# Theorem 2.9 Rudin functional analysis - Inferring exists $n$ such that $K \cap nE \neq \emptyset$

Follow up to this question.

I realized that question, which I've asked, explains "why" we can apply Baire's Theorem to $$K$$. It doesn't address however why $$\exists n$$ such that $$K \cap nE \neq \emptyset$$, so this question it's just a check (as I'm reviewing my knowledge of Functional Analysis).

According to Baire's theorem such a $$K$$ is of second category, which means it is not a countable union of nowhere dense (so it's of second category) or equivalently the countable intersection of open dense in $$K$$ is not empty.

However I'm not able to reach the conclusion I want (or maybe I'm just not convinced). I guess I can pick a collection of open dense in $$K$$ therefore (collection is $$\left\{ V_i \right\}$$)

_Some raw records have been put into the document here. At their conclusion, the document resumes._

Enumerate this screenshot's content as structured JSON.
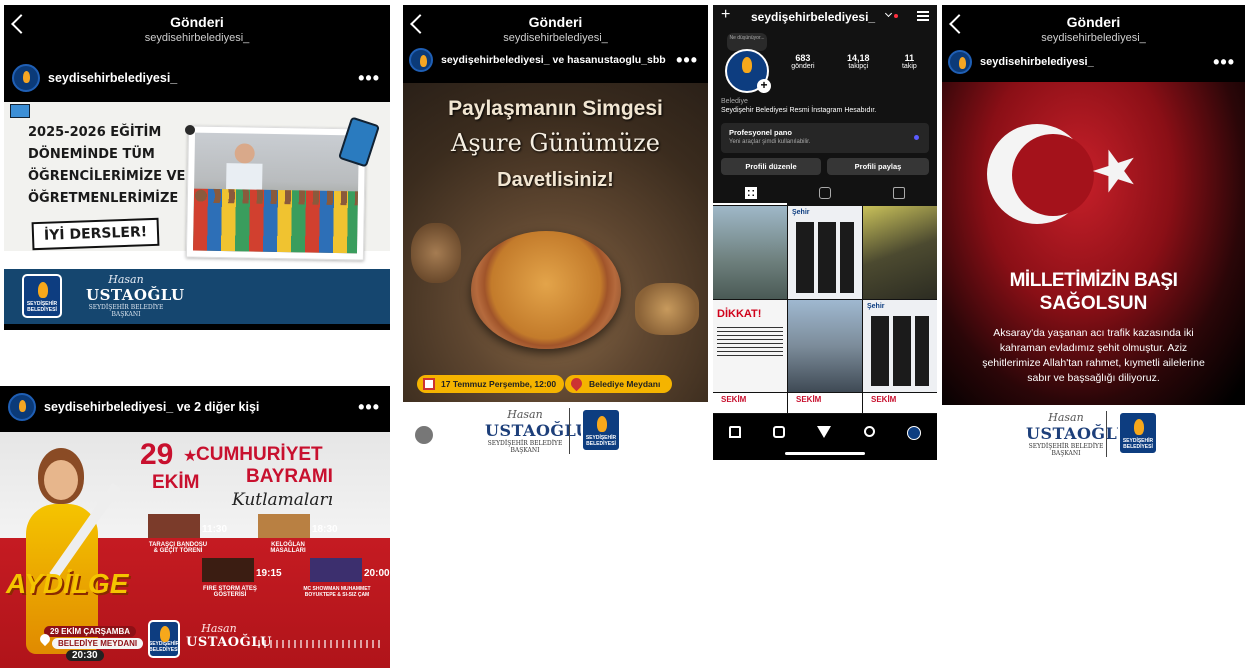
{
  "panel1": {
    "header_title": "Gönderi",
    "header_sub": "seydisehirbelediyesi_",
    "username": "seydisehirbelediyesi_",
    "more": "•••",
    "headline": [
      "2025-2026 EĞİTİM",
      "DÖNEMİNDE TÜM",
      "ÖĞRENCİLERİMİZE VE",
      "ÖĞRETMENLERİMİZE"
    ],
    "banner": "İYİ DERSLER!",
    "logo_text": "SEYDİŞEHİR BELEDİYESİ",
    "sig_hand": "Hasan",
    "sig_name": "USTAOĞLU",
    "sig_title": "SEYDİŞEHİR BELEDİYE BAŞKANI"
  },
  "panel2": {
    "username": "seydisehirbelediyesi_ ve 2 diğer kişi",
    "more": "•••",
    "day": "29",
    "month": "EKİM",
    "title1": "CUMHURİYET",
    "title2": "BAYRAMI",
    "title3": "Kutlamaları",
    "events": [
      {
        "time": "11:30",
        "name": "TARAŞÇI BANDOSU & GEÇİT TÖRENİ"
      },
      {
        "time": "18:30",
        "name": "KELOĞLAN MASALLARI"
      },
      {
        "time": "19:15",
        "name": "FIRE STORM ATEŞ GÖSTERİSİ"
      },
      {
        "time": "20:00",
        "name": "MC SHOWMAN MUHAMMET BOYUKTEPE & SI-SIZ ÇAM"
      }
    ],
    "artist": "AYDİLGE",
    "date_line": "29 EKİM ÇARŞAMBA",
    "place_line": "BELEDİYE MEYDANI",
    "start_time": "20:30",
    "logo_text": "SEYDİŞEHİR BELEDİYESİ",
    "sig_hand": "Hasan",
    "sig_name": "USTAOĞLU"
  },
  "panel3": {
    "header_title": "Gönderi",
    "header_sub": "seydisehirbelediyesi_",
    "username": "seydişehirbelediyesi_ ve hasanustaoglu_sbb",
    "more": "•••",
    "title1": "Paylaşmanın Simgesi",
    "title2": "Aşure Günümüze",
    "title3": "Davetlisiniz!",
    "date_pill": "17 Temmuz Perşembe, 12:00",
    "place_pill": "Belediye Meydanı",
    "sig_hand": "Hasan",
    "sig_name": "USTAOĞLU",
    "sig_title": "SEYDİŞEHİR BELEDİYE BAŞKANI",
    "logo_text": "SEYDİŞEHİR BELEDİYESİ"
  },
  "panel4": {
    "plus": "+",
    "username": "seydişehirbelediyesi_",
    "note": "Ne düşünüyor...",
    "stats": [
      {
        "value": "683",
        "label": "gönderi"
      },
      {
        "value": "14,18",
        "label": "takipçi"
      },
      {
        "value": "11",
        "label": "takip"
      }
    ],
    "category": "Belediye",
    "bio": "Seydişehir Belediyesi Resmi İnstagram Hesabıdır.",
    "pro_title": "Profesyonel pano",
    "pro_sub": "Yeni araçlar şimdi kullanılabilir.",
    "btn_edit": "Profili düzenle",
    "btn_share": "Profili paylaş",
    "grid_dikkat": "DİKKAT!",
    "grid_sehir": "Şehir",
    "grid_sekim": "SEKİM"
  },
  "panel5": {
    "header_title": "Gönderi",
    "header_sub": "seydisehirbelediyesi_",
    "username": "seydisehirbelediyesi_",
    "more": "•••",
    "headline1": "MİLLETİMİZİN BAŞI",
    "headline2": "SAĞOLSUN",
    "body": "Aksaray'da yaşanan acı trafik kazasında iki kahraman evladımız şehit olmuştur. Aziz şehitlerimize Allah'tan rahmet, kıymetli ailelerine sabır ve başsağlığı diliyoruz.",
    "sig_hand": "Hasan",
    "sig_name": "USTAOĞLU",
    "sig_title": "SEYDİŞEHİR BELEDİYE BAŞKANI",
    "logo_text": "SEYDİŞEHİR BELEDİYESİ"
  },
  "colors": {
    "navy": "#0d3d80",
    "turkish_red": "#c8102e",
    "aşure_gold": "#f5b400",
    "pro_dot": "#5b5bff"
  }
}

$$K = \overline{\bigcap V_i} = \bigcup K \cap nE$$

the bit that is confusing me is when I say "I can pick", can I actually pick such a collection as a consequence of Baire's theorem?

Note that $$K = \bigcup_{n=1}^\infty K \cap nE$$
and for all $$n \geq 1$$ we have that $$K \cap nE$$ is closed in $$K$$ (since $$E$$ is closed in $$X$$). By the Baire category theorem (applied to the compact Hausdorff space $$K$$), there is $$n \geq 1$$ such that $$K \cap nE$$ has non-empty interior. In particular, $$K \cap nE \neq \emptyset$$.
• How exactly are you applying Baire's theorem here? That's bit I struggle to get. Why does Baire's theorem imply there's such an $n$? – user8469759 Jul 17 '20 at 16:19
• @user8469759 Suppose that $X$ is a Baire space (a space in which the countable intersection of open dense subsets is again dense, for example locally compact Hausdorff spaces are such spaces). Suppose that $X= \cup_{n=1}^\infty X_n$ where $X_n$ where all $n \geq 1$ are closed sets. Then there must be $n \geq 1$ such that $X_n$ has non-empty interior. To see this, suppose to the contrary that for all $n \geq 1$ the interior of $X_n$ is empty. Then we have $\emptyset = \bigcap_{n=1}^\infty X_n^c$ and $X_n^c$ is open and dense for all $n \geq 1$, contradicting that $X$ is a Baire space. – QuantumSpace Jul 19 '20 at 10:59